Share this entry

Share this page

apostrophe1

Syllabification: a·pos·tro·phe
Pronunciation: /əˈpästrəfē
 
/

noun

A punctuation mark ( ’ ) used to indicate either possession (e.g., Harry’s book; boys’ coats) or the omission of letters or numbers (e.g., can’t; he’s; class of ’99).
Example sentences
  • The playwrights' experimental use of English (including the absence of capital letters, apostrophes, punctuation, etc.) is one way in which they resist oppression.
  • Still others prefer a middle option that keeps the apostrophe for omission and elision but drops it for plurality and possession.
  • When the possessor is single we indicate possession by using an apostrophe followed by the letter ‘s’ - ‘The man's coat’.

Origin

mid 16th century (denoting the omission of one or more letters): via late Latin, from Greek apostrophos 'accent of elision', from apostrephein 'turn away', from apo 'from' + strephein 'to turn'.

More
  • Now a punctuation mark, apostrophe originally referred to the omission of one or more letters; it comes via late Latin from Greek apostrophos ‘accent of elision’, from apostrephein ‘turn away’.

Usage

The apostrophe is used to indicate missing letters or numbers ( bo’sun; the summer of ’63), to form some possessives (see possessive (usage)), and to form some plurals (see plural (usage)).

Definition of apostrophe in:

Share this entry

Share this page

 

Get more from Oxford Dictionaries

Subscribe to remove adverts and access premium resources

There are 2 main definitions of apostrophe in English:

Share this entry

Share this page

apostrophe2

Syllabification: a·pos·tro·phe
Pronunciation: /əˈpästrəfē
 
/

noun

Rhetoric
An exclamatory passage in a speech or poem addressed to a person (typically one who is dead or absent) or thing (typically one that is personified).
Example sentences
  • To stress apostrophe, personification, prosopopoeia, and hyperbole is to join the theorists who through the ages have emphasized what distinguishes the lyric from other speech acts, what makes it the most literary of forms.
  • Let us note, first of all, that hyperbole and apostrophe are the forms of language not only most agreeable to it but also most necessary.
  • What better trope for the undertaking than the apostrophe?

Origin

mid 16th century: via Latin from Greek apostrophē 'turning away', from apostrephein 'turn away' (see apostrophe1).

More
  • Now a punctuation mark, apostrophe originally referred to the omission of one or more letters; it comes via late Latin from Greek apostrophos ‘accent of elision’, from apostrephein ‘turn away’.

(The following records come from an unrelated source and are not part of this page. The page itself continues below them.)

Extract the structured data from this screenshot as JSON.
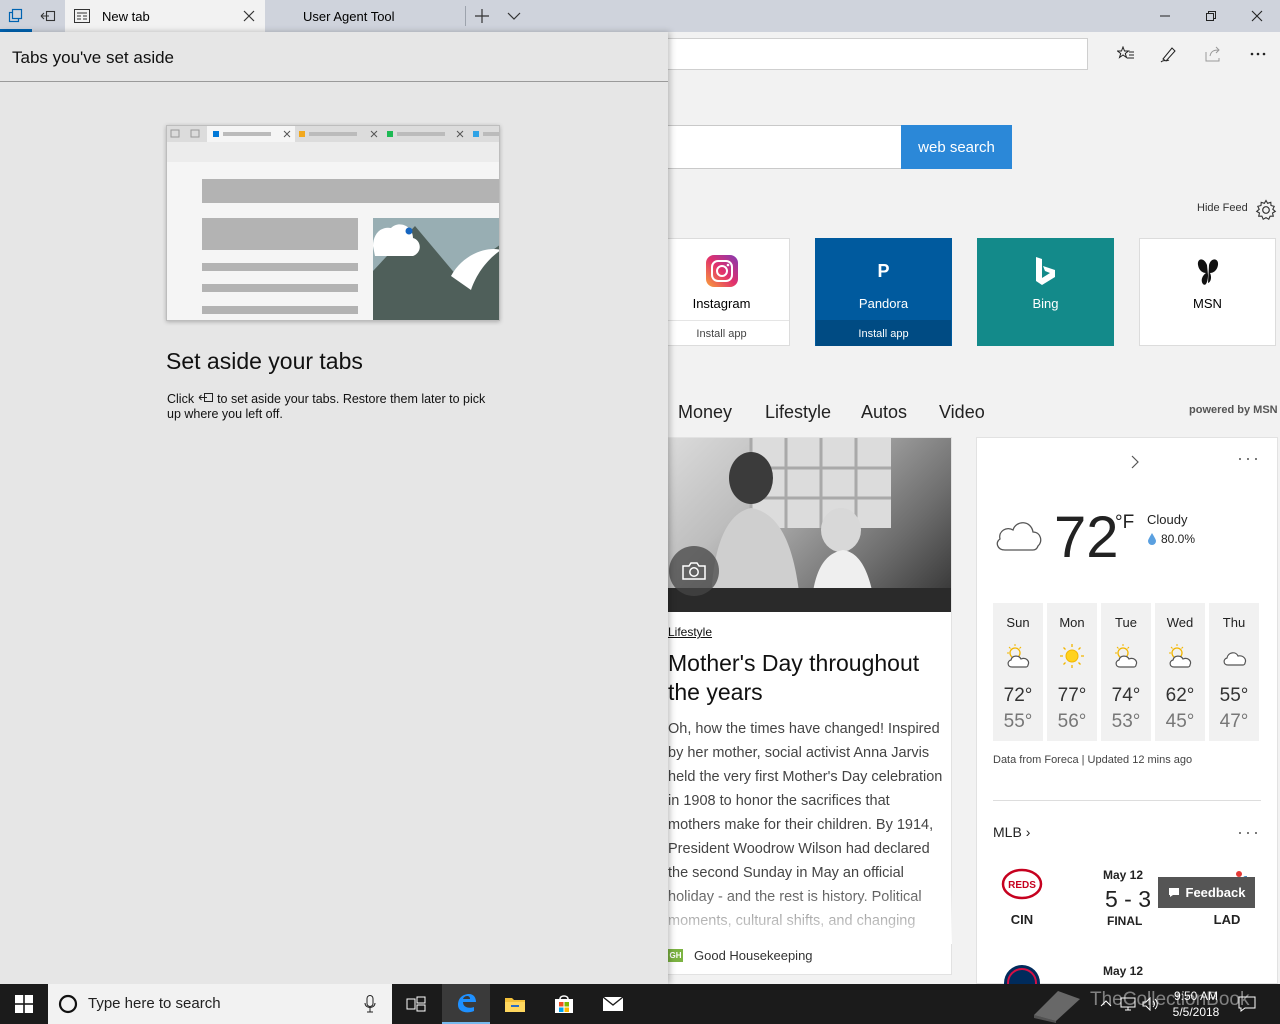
{
  "tabs": [
    {
      "label": "New tab",
      "active": true
    },
    {
      "label": "User Agent Tool",
      "active": false
    }
  ],
  "panel": {
    "title": "Tabs you've set aside",
    "heading": "Set aside your tabs",
    "desc_before": "Click",
    "desc_after": "to set aside your tabs. Restore them later to pick up where you left off."
  },
  "search": {
    "button": "web search"
  },
  "feed": {
    "hide_label": "Hide Feed",
    "powered": "powered by MSN"
  },
  "tiles": [
    {
      "name": "Instagram",
      "install": "Install app"
    },
    {
      "name": "Pandora",
      "letter": "P",
      "install": "Install app"
    },
    {
      "name": "Bing"
    },
    {
      "name": "MSN"
    }
  ],
  "categories": [
    "Money",
    "Lifestyle",
    "Autos",
    "Video"
  ],
  "article": {
    "category": "Lifestyle",
    "title": "Mother's Day throughout the years",
    "body": "Oh, how the times have changed! Inspired by her mother, social activist Anna Jarvis held the very first Mother's Day celebration in 1908 to honor the sacrifices that mothers make for their children. By 1914, President Woodrow Wilson had declared the second Sunday in May an official holiday - and the rest is history. Political moments, cultural shifts, and changing styles have",
    "source": "Good Housekeeping",
    "source_badge": "GH"
  },
  "weather": {
    "temp": "72",
    "unit": "°F",
    "condition": "Cloudy",
    "humidity": "80.0%",
    "forecast": [
      {
        "day": "Sun",
        "hi": "72°",
        "lo": "55°",
        "icon": "partly-sunny-icon"
      },
      {
        "day": "Mon",
        "hi": "77°",
        "lo": "56°",
        "icon": "sunny-icon"
      },
      {
        "day": "Tue",
        "hi": "74°",
        "lo": "53°",
        "icon": "partly-sunny-icon"
      },
      {
        "day": "Wed",
        "hi": "62°",
        "lo": "45°",
        "icon": "partly-sunny-icon"
      },
      {
        "day": "Thu",
        "hi": "55°",
        "lo": "47°",
        "icon": "cloudy-icon"
      }
    ],
    "note": "Data from Foreca | Updated 12 mins ago"
  },
  "sports": {
    "league": "MLB",
    "game": {
      "date": "May 12",
      "score": "5 - 3",
      "status": "FINAL",
      "home": "CIN",
      "away": "LAD",
      "home_logo": "REDS",
      "away_logo": "Dodgers"
    },
    "next_date": "May 12"
  },
  "feedback": "Feedback",
  "taskbar": {
    "search_placeholder": "Type here to search",
    "time": "9:50 AM",
    "date": "5/5/2018",
    "watermark": "TheCollectionBook"
  },
  "colors": {
    "accent": "#2b88d8",
    "pandora": "#005a9e",
    "bing": "#138a8a",
    "taskbar": "#1b1b1b"
  }
}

Definition of apostrophe in:

Share this entry

Share this page

 

What do you find interesting about this word or phrase?

Comments that don't adhere to our Community Guidelines may be moderated or removed.